(Originally published in Shimmer Magazine no. 38, 2017.)

REVIEW: “The Great Train Robbery” by Lavie Tidhar

Review of Lavie Tidhar, “The Great Train Robbery”, Apex Magazine 116 (2019): Read Online. Reviewed by Joanna Z. Weston.

Train robberies are a staple of the movie western, a genre most people are at least passingly familiar with, and so sometimes they find they way into speculative fiction, warped and changed when divorced from their original context. This is a particularly trippy example.

On one level, this is about two gunslingers –one older and grizzled, the other young and reckless – on a train that’s about to be robbed. That part of the story is normal. Beyond that, we have a mysterious drug that gives people glimpses into parallel lives in another world – our world. We have monsters and thieving acrobats and a war between unexplained factions warping their world.

Reading this, I was tempted to ask which world was real – the fantastical one that contains most of the plot or the simulacrum of our mundane reality – but I suspect that is missing the point. My interpretation is that reality is fluid within this story, and can not pinned down by logic. Both worlds are real. Maybe differently real, but real all the same.

Highly recommended for anyone who likes their fiction on the mind-bending side.

REVIEW: “The Summer Mask” by Karin Lowachee

Review of Karin Lowachee, “The Summer Mask”, in Steve Berman, ed., Wilde Stories 2018: The Year’s Best Gay Speculative Fiction (Lethe Press, 2018): 47-60 — Purchase here.
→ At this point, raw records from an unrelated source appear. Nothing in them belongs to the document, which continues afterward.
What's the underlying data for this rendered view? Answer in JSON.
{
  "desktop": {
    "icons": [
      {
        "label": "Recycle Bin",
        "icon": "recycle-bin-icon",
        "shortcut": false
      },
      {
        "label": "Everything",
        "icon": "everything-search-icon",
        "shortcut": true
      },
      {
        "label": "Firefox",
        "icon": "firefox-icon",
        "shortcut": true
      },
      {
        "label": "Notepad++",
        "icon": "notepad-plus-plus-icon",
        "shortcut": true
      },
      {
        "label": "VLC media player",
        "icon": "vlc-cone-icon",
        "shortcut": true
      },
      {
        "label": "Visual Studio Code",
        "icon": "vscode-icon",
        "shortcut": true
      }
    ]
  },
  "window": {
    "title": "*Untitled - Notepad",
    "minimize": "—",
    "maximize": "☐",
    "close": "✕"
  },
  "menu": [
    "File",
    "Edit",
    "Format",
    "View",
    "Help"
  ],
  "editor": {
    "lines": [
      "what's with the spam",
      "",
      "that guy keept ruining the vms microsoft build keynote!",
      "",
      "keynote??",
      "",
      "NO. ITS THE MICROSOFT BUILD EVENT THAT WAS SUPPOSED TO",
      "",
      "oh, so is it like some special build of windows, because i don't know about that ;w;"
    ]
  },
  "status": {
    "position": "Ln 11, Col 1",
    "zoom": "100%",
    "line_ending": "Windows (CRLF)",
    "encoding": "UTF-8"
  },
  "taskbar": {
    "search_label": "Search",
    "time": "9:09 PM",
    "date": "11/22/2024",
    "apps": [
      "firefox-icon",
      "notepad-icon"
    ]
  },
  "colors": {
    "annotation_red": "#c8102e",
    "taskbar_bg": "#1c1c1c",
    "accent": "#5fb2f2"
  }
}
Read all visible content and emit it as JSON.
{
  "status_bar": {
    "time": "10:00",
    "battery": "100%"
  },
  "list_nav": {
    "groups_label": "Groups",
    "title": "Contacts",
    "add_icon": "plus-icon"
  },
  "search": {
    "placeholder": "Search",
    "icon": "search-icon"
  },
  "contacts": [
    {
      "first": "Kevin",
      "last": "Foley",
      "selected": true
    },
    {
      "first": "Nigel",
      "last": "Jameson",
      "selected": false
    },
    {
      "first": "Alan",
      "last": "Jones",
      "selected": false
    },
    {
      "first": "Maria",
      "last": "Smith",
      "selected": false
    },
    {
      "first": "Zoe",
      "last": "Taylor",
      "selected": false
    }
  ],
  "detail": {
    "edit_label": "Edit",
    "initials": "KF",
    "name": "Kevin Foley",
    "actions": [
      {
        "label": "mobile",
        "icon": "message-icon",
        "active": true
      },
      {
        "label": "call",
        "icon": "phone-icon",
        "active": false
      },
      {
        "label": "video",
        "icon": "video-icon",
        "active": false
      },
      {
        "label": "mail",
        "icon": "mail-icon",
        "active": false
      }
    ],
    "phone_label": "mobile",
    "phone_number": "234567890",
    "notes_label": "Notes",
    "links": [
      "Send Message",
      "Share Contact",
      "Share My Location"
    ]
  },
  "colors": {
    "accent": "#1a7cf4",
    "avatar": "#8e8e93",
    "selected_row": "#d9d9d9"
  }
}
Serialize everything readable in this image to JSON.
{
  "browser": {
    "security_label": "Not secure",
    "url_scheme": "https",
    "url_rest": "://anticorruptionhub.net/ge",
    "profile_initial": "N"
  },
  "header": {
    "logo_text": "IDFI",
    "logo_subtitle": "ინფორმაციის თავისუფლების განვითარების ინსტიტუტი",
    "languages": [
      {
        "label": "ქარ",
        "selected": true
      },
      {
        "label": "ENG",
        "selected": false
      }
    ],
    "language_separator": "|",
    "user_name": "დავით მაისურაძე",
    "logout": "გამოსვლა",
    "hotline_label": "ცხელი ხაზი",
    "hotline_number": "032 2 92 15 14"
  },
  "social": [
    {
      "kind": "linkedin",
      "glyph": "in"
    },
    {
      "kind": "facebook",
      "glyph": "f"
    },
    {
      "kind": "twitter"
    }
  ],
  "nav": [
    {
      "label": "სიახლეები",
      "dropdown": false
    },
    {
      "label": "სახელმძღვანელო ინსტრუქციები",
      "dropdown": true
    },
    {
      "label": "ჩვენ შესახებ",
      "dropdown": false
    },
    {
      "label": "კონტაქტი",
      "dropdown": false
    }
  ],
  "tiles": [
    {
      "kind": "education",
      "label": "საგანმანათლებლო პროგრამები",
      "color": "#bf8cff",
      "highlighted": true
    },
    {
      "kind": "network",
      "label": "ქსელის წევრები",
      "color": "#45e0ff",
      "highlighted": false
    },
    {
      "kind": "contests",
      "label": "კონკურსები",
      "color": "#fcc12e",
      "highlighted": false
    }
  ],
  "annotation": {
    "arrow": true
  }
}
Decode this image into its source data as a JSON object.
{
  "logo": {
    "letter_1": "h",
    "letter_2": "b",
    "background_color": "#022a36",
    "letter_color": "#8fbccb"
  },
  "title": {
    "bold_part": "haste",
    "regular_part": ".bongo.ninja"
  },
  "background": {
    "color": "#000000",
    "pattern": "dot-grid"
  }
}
Reviewed by Sara L. Uckelman. (Read the review of the anthology.)

This was a beautiful, tender story written with a delicate sense of trauma and recovery, and a level of archaity (is that a word? or is it ‘archaicity’? Or neither — what I mean is “that which makes something feel archaic”). You can certainly read it as a horror story, as I think it was originally intended to be, but to me it had no more horror in it than you find embedded in every love story ever.

(Originally published in Nightmare Magazine, no. 62, 2017.)

REVIEW: “Pan and Hook” by Adam McOmber

Review of Adam McOmber, “Pan and Hook”, in Steve Berman, ed., Wilde Stories 2018: The Year’s Best Gay Speculative Fiction (Lethe Press, 2018): 41-45 — Purchase here. Reviewed by Sara L. Uckelman. (Read the review of the anthology.)

This short little story mixes old myths with modern ones, and gives a twist to both. I loved the idea of re-envisioning Pan as the god of non-toxic masculinity; he is the perfect choice for that. So perfect, I wished he could’ve gotten a happy story instead of the sad one this was.

(Originally published in Vestiges:Mimesis, Winter 2017.)